WHAT YOU HAVE TO DO:
Among the entries below, how many lines hold "Maintenance"? Only the number is wanted.

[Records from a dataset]
___

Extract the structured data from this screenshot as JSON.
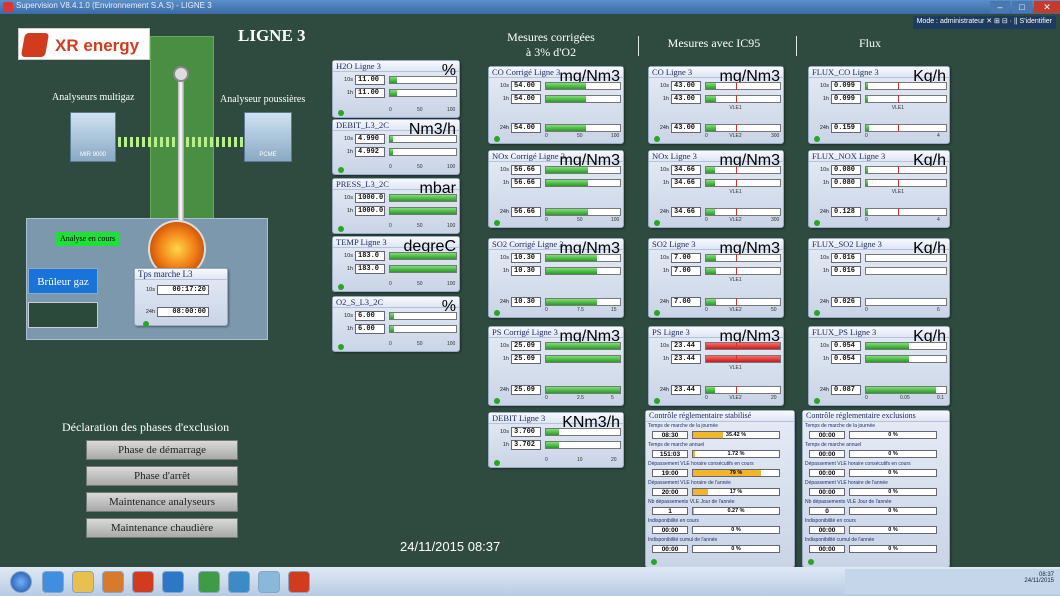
{
  "window": {
    "title": "Supervision V8.4.1.0 (Environnement S.A.S) - LIGNE 3",
    "min": "–",
    "max": "□",
    "close": "✕"
  },
  "toolbar_right": {
    "text": "Mode : administrateur  ✕  ⊞  ⊟  ·  ||  S'identifier"
  },
  "logo": {
    "brand": "XR",
    "word": "energy"
  },
  "title": "LIGNE 3",
  "labels": {
    "multigaz": "Analyseurs multigaz",
    "poussieres": "Analyseur poussières",
    "mir": "MIR 9000",
    "pcme": "PCME"
  },
  "status": {
    "analyse": "Analyse en cours",
    "bruleur": "Brûleur gaz"
  },
  "tps": {
    "title": "Tps marche L3",
    "k1": "10s",
    "v1": "00:17:20",
    "k2": "24h",
    "v2": "08:00:00"
  },
  "sections": {
    "mesures_corr_1": "Mesures corrigées",
    "mesures_corr_2": "à 3% d'O2",
    "ic95": "Mesures avec IC95",
    "flux": "Flux"
  },
  "panels": {
    "h2o": {
      "title": "H2O Ligne 3",
      "unit": "%",
      "r1k": "10s",
      "r1v": "11.00",
      "r2k": "1h",
      "r2v": "11.00",
      "s0": "0",
      "s1": "50",
      "s2": "100",
      "f1": 0.11,
      "f2": 0.11
    },
    "debit": {
      "title": "DEBIT_L3_2C",
      "unit": "Nm3/h",
      "r1k": "10s",
      "r1v": "4.990",
      "r2k": "1h",
      "r2v": "4.992",
      "s0": "0",
      "s1": "50",
      "s2": "100",
      "f1": 0.05,
      "f2": 0.05
    },
    "press": {
      "title": "PRESS_L3_2C",
      "unit": "mbar",
      "r1k": "10s",
      "r1v": "1000.0",
      "r2k": "1h",
      "r2v": "1000.0",
      "s0": "0",
      "s1": "50",
      "s2": "100",
      "f1": 1,
      "f2": 1
    },
    "temp": {
      "title": "TEMP Ligne 3",
      "unit": "degreC",
      "r1k": "10s",
      "r1v": "183.0",
      "r2k": "1h",
      "r2v": "183.0",
      "s0": "0",
      "s1": "50",
      "s2": "100",
      "f1": 1,
      "f2": 1
    },
    "o2": {
      "title": "O2_S_L3_2C",
      "unit": "%",
      "r1k": "10s",
      "r1v": "6.00",
      "r2k": "1h",
      "r2v": "6.00",
      "s0": "0",
      "s1": "50",
      "s2": "100",
      "f1": 0.06,
      "f2": 0.06
    },
    "co_c": {
      "title": "CO Corrigé Ligne 3",
      "unit": "mg/Nm3",
      "r1k": "10s",
      "r1v": "54.00",
      "r2k": "1h",
      "r2v": "54.00",
      "r3k": "24h",
      "r3v": "54.00",
      "s0": "0",
      "s1": "50",
      "s2": "100",
      "f1": 0.54,
      "f2": 0.54,
      "f3": 0.54
    },
    "nox_c": {
      "title": "NOx Corrigé Ligne 3",
      "unit": "mg/Nm3",
      "r1k": "10s",
      "r1v": "56.66",
      "r2k": "1h",
      "r2v": "56.66",
      "r3k": "24h",
      "r3v": "56.66",
      "s0": "0",
      "s1": "50",
      "s2": "100",
      "f1": 0.57,
      "f2": 0.57,
      "f3": 0.57
    },
    "so2_c": {
      "title": "SO2 Corrigé Ligne 3",
      "unit": "mg/Nm3",
      "r1k": "10s",
      "r1v": "10.30",
      "r2k": "1h",
      "r2v": "10.30",
      "r3k": "24h",
      "r3v": "10.30",
      "s0": "0",
      "s1": "7.5",
      "s2": "15",
      "f1": 0.69,
      "f2": 0.69,
      "f3": 0.69
    },
    "ps_c": {
      "title": "PS Corrigé Ligne 3",
      "unit": "mg/Nm3",
      "r1k": "10s",
      "r1v": "25.09",
      "r2k": "1h",
      "r2v": "25.09",
      "r3k": "24h",
      "r3v": "25.09",
      "s0": "0",
      "s1": "2.5",
      "s2": "5",
      "f1": 1,
      "f2": 1,
      "f3": 1
    },
    "debit3": {
      "title": "DEBIT Ligne 3",
      "unit": "KNm3/h",
      "r1k": "10s",
      "r1v": "3.700",
      "r2k": "1h",
      "r2v": "3.702",
      "s0": "0",
      "s1": "10",
      "s2": "20",
      "f1": 0.18,
      "f2": 0.18
    },
    "co_i": {
      "title": "CO Ligne 3",
      "unit": "mg/Nm3",
      "r1k": "10s",
      "r1v": "43.00",
      "r2k": "1h",
      "r2v": "43.00",
      "r3k": "24h",
      "r3v": "43.00",
      "s0": "0",
      "vle1": "VLE1",
      "s2": "300",
      "vle2": "VLE2",
      "f1": 0.14,
      "f2": 0.14,
      "f3": 0.14
    },
    "nox_i": {
      "title": "NOx Ligne 3",
      "unit": "mg/Nm3",
      "r1k": "10s",
      "r1v": "34.66",
      "r2k": "1h",
      "r2v": "34.66",
      "r3k": "24h",
      "r3v": "34.66",
      "s0": "0",
      "vle1": "VLE1",
      "s2": "300",
      "vle2": "VLE2",
      "f1": 0.12,
      "f2": 0.12,
      "f3": 0.12
    },
    "so2_i": {
      "title": "SO2 Ligne 3",
      "unit": "mg/Nm3",
      "r1k": "10s",
      "r1v": "7.00",
      "r2k": "1h",
      "r2v": "7.00",
      "r3k": "24h",
      "r3v": "7.00",
      "s0": "0",
      "vle1": "VLE1",
      "s2": "50",
      "vle2": "VLE2",
      "f1": 0.14,
      "f2": 0.14,
      "f3": 0.14
    },
    "ps_i": {
      "title": "PS Ligne 3",
      "unit": "mg/Nm3",
      "r1k": "10s",
      "r1v": "23.44",
      "r2k": "1h",
      "r2v": "23.44",
      "r3k": "24h",
      "r3v": "23.44",
      "s0": "0",
      "vle1": "VLE1",
      "s2": "20",
      "vle2": "VLE2",
      "f1": 1,
      "f2": 1,
      "f3": 0.12
    },
    "flux_co": {
      "title": "FLUX_CO Ligne 3",
      "unit": "Kg/h",
      "r1k": "10s",
      "r1v": "0.099",
      "r2k": "1h",
      "r2v": "0.099",
      "r3k": "24h",
      "r3v": "0.159",
      "s0": "0",
      "vle1": "VLE1",
      "s2": "4",
      "f1": 0.02,
      "f2": 0.02,
      "f3": 0.04
    },
    "flux_nox": {
      "title": "FLUX_NOX Ligne 3",
      "unit": "Kg/h",
      "r1k": "10s",
      "r1v": "0.080",
      "r2k": "1h",
      "r2v": "0.080",
      "r3k": "24h",
      "r3v": "0.128",
      "s0": "0",
      "vle1": "VLE1",
      "s2": "4",
      "f1": 0.02,
      "f2": 0.02,
      "f3": 0.03
    },
    "flux_so2": {
      "title": "FLUX_SO2 Ligne 3",
      "unit": "Kg/h",
      "r1k": "10s",
      "r1v": "0.016",
      "r2k": "1h",
      "r2v": "0.016",
      "r3k": "24h",
      "r3v": "0.026",
      "s0": "0",
      "s2": "6",
      "f1": 0.003,
      "f2": 0.003,
      "f3": 0.005
    },
    "flux_ps": {
      "title": "FLUX_PS Ligne 3",
      "unit": "Kg/h",
      "r1k": "10s",
      "r1v": "0.054",
      "r2k": "1h",
      "r2v": "0.054",
      "r3k": "24h",
      "r3v": "0.087",
      "s0": "0",
      "s1": "0.05",
      "s2": "0.1",
      "f1": 0.54,
      "f2": 0.54,
      "f3": 0.87
    }
  },
  "ctrl_stab": {
    "title": "Contrôle réglementaire stabilisé",
    "rows": [
      {
        "label": "Temps de marche de la journée",
        "v": "08:30",
        "p": "35.42 %",
        "f": 0.35
      },
      {
        "label": "Temps de marche annuel",
        "v": "151:03",
        "p": "1.72 %",
        "f": 0.02
      },
      {
        "label": "Dépassement VLE horaire consécutifs en cours",
        "v": "19:00",
        "p": "79 %",
        "f": 0.79
      },
      {
        "label": "Dépassement VLE horaire de l'année",
        "v": "20:00",
        "p": "17 %",
        "f": 0.17
      },
      {
        "label": "Nb dépassements VLE Jour de l'année",
        "v": "1",
        "p": "0.27 %",
        "f": 0.003
      },
      {
        "label": "Indisponibilité en cours",
        "v": "00:00",
        "p": "0 %",
        "f": 0
      },
      {
        "label": "Indisponibilité cumul de l'année",
        "v": "00:00",
        "p": "0 %",
        "f": 0
      }
    ]
  },
  "ctrl_excl": {
    "title": "Contrôle réglementaire exclusions",
    "rows": [
      {
        "label": "Temps de marche de la journée",
        "v": "00:00",
        "p": "0 %",
        "f": 0
      },
      {
        "label": "Temps de marche annuel",
        "v": "00:00",
        "p": "0 %",
        "f": 0
      },
      {
        "label": "Dépassement VLE horaire consécutifs en cours",
        "v": "00:00",
        "p": "0 %",
        "f": 0
      },
      {
        "label": "Dépassement VLE horaire de l'année",
        "v": "00:00",
        "p": "0 %",
        "f": 0
      },
      {
        "label": "Nb dépassements VLE Jour de l'année",
        "v": "0",
        "p": "0 %",
        "f": 0
      },
      {
        "label": "Indisponibilité en cours",
        "v": "00:00",
        "p": "0 %",
        "f": 0
      },
      {
        "label": "Indisponibilité cumul de l'année",
        "v": "00:00",
        "p": "0 %",
        "f": 0
      }
    ]
  },
  "exclusion": {
    "title": "Déclaration des phases d'exclusion",
    "b1": "Phase de démarrage",
    "b2": "Phase d'arrêt",
    "b3": "Maintenance analyseurs",
    "b4": "Maintenance chaudière"
  },
  "datetime": "24/11/2015 08:37",
  "tray": {
    "time": "08:37",
    "date": "24/11/2015"
  },
  "colors": {
    "background": "#2f4b40",
    "bar_green": "#2a9a26",
    "bar_red": "#c51b1b",
    "pct_yellow": "#f3b529"
  }
}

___

RESPONSE AREA:
2